wheelchair with exoskeleton arms


Most cyborgs are disabled people who interface with technology. We depend on a computer for some major bodily function. The tryborg — a word I invented — is a nondisabled person who has no fundamental interface. The tryborg is a counterfeit cyborg. The tryborg tries to integrate with technology through the latest product or innovation. Tryborgs were the first to wear Google Glass. Today they wait in line for Snapchat Spectacles. The tryborg adopts the pose of a cyborg. But no matter how hard they try, the tryborg remains a pretender.

Tryborgs can only imagine what life is like for us.

Opinion | The Dawn of the ‘Tryborg’ – The New York Times

Tryborgs are nondisabled people with a lot of hubris. Tryborgs are granted the expertise on cyborgs, almost pro forma, for no apparent reason. Tryborgs lack experiential knowledge. Their brains do not jostle between pharma and non-pharma. Their bodies do not whir. They were not born into machines.

Yet tryborgs pretend to know more than disabled people—cyborgs—all the time.

Ray Kurzweil conceptualizes the Singularity, a tryborg salvation fantasy.

Elon Musk invents Neuralink, a tryborg plagiarism of the cyborg mind.

And worse: These tryborgs make technologies in their own image—white, nondisabled, heterosexual, cisgender, wealthy. We should retire them. We should unsubscribe from them. We should fire them. 
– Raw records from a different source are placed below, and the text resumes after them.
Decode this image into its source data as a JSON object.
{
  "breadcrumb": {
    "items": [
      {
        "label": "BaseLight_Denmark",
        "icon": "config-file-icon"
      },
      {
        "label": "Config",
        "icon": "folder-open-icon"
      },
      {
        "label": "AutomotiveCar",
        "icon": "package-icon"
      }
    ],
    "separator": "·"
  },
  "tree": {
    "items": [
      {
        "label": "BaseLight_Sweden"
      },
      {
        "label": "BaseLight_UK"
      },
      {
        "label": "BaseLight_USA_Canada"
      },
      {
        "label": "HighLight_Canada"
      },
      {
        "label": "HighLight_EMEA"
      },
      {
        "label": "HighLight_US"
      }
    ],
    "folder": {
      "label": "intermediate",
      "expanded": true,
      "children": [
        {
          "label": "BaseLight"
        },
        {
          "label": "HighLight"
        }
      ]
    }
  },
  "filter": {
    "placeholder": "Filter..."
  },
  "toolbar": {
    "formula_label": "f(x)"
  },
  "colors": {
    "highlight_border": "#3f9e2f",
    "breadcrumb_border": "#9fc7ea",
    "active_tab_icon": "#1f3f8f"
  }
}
The Pandemic Made Me Realize My Brain Is Already Cyborg | WIRED

If you are thinking, No, no, no, cyborgs do not exist, they are theoretical creatures, then you are likely a tryborg.
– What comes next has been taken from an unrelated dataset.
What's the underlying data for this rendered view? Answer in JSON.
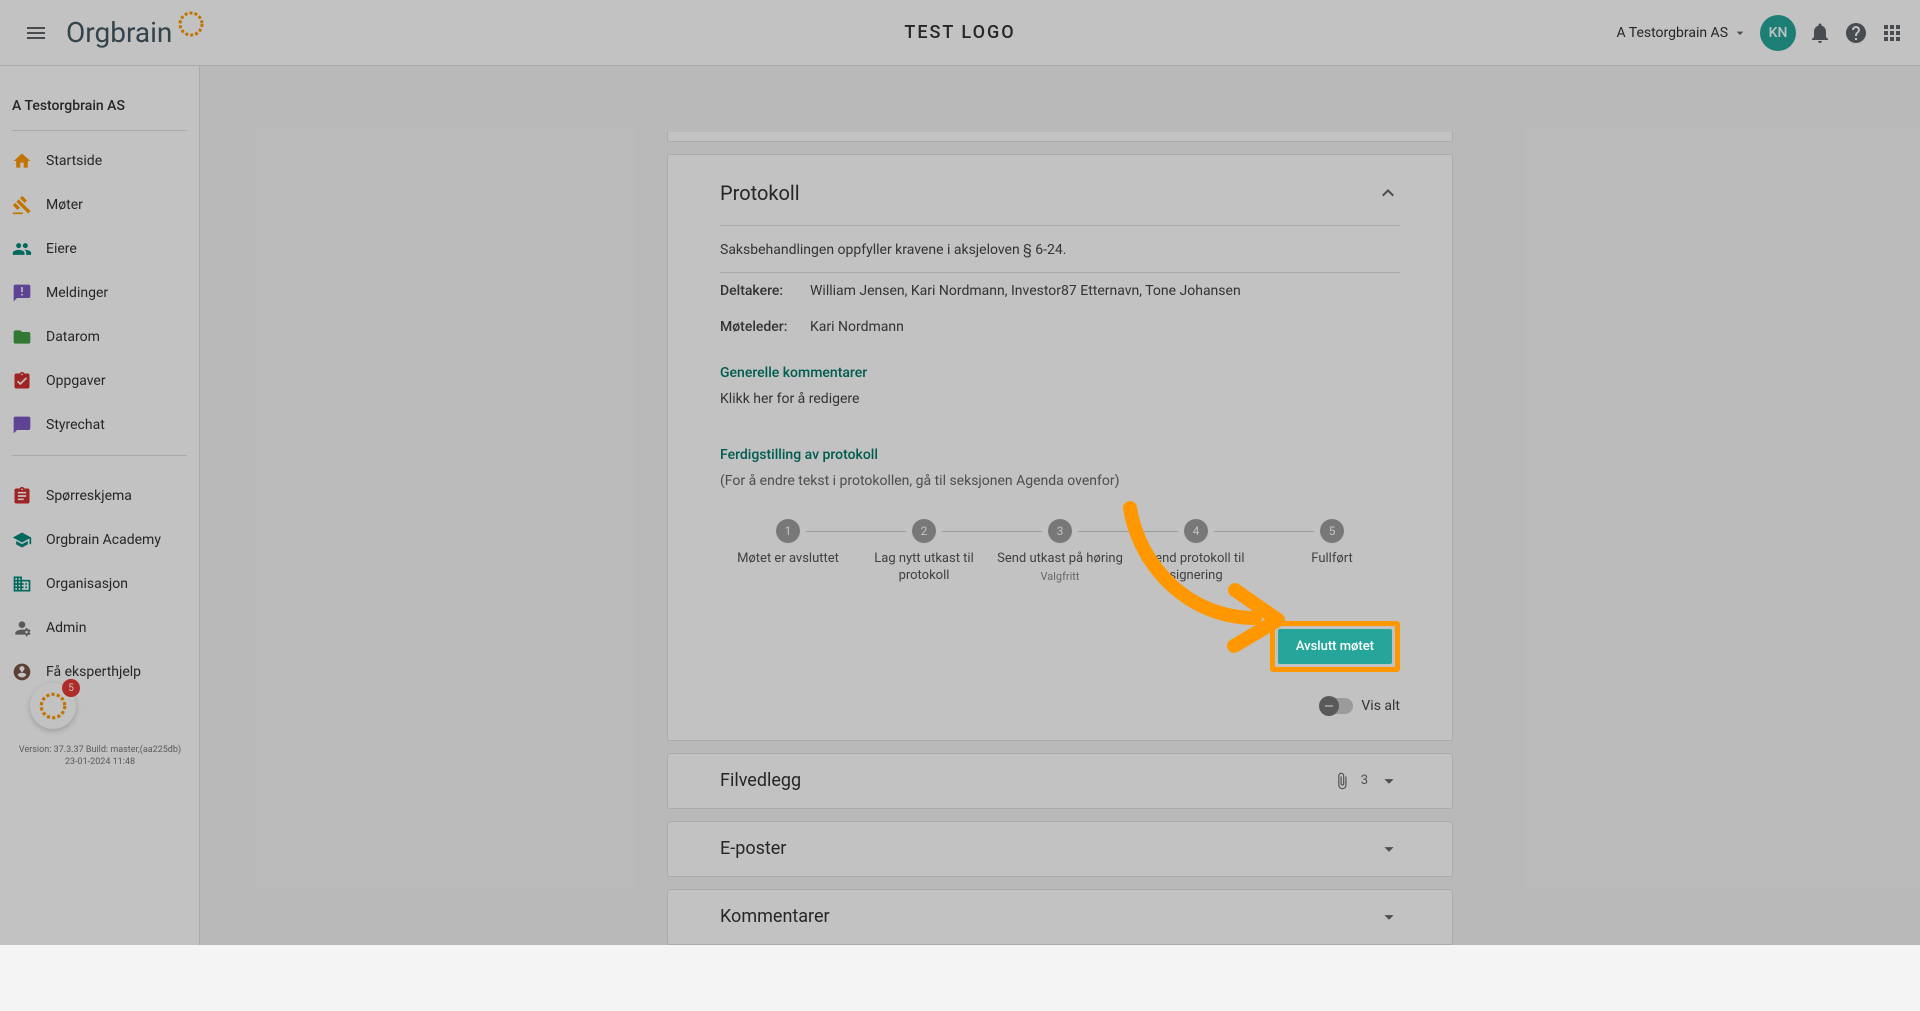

Tryborgs rely on the nonexistence of actual cyborgs for their bread and butter. If cyborgs exist, how will the tryborg remain relevant? Wouldn’t we just ask the cyborg for her opinion? The opinions of cyborgs are conspicuously absent from the expert panels, the tech leadership conferences and the advisory boards. The erasure is not news to us. We have been deleted for centuries, and in the movies, you will often see us go on a long, fruitful journey, only to delete ourselves in the end.

But anyone with a hard drive can tell you: Even when you delete something, it is not really gone. So it is with us cyborgs. We remain in the periphery, un-scrubbed and un-snuffed out.

Opinion | The Dawn of the ‘Tryborg’ – The New York Times

I call them tryborgs. They have tried to be cyborgs, but they are stuck on the attempt, like a record skipping, forever trying to borg, and forever consigned to their regular un-tech bodies. They are fake cyborgs. They can be recognized because, while they preach cyborg nature, they do not actually depend on machines to breathe, stay alive, talk, walk, hear or hold a magazine. They are terribly clumsy in their understanding of cyborgs because they lack experiential knowledge. And yet the tryborgs – for reasons that I do not understand – are protective of cyborg identity. I often find my bio re-written by a tryborg: ‘She claims to be a cyborg’ or ‘she calls herself a cyborg’. Imagine if they said this about my other identities: ‘She claims to be a woman. She calls herself white.’

Common Cyborg | Jillian Weise | Granta

They like us best with bionic arms and legs. They like us deaf with hearing aids, though they prefer cochlear implants. It would be an affront to ask the hearing to learn sign language. Instead they wish for us to lose our language, abandon our culture and consider ourselves cured. They like exoskeletons, which none of us use. They would never consider cyborg those of us with pacemakers or on dialysis, those of us kept alive by machines or made ambulatory by wheelchairs, those of us on biologics or anti-depressants. They want us shiny and metallic and in their image.

Common Cyborg | Jillian Weise | Granta

…the focus is always on what the Tryborgs want instead of what Cyborgs want.

Improving Disability Representation in Star Wars | One Scene for Joy – YouTube

I asked them to invent things for us, the cyborgs who are already here, already alive.

Common Cyborg | Jillian Weise | Granta

Further reading,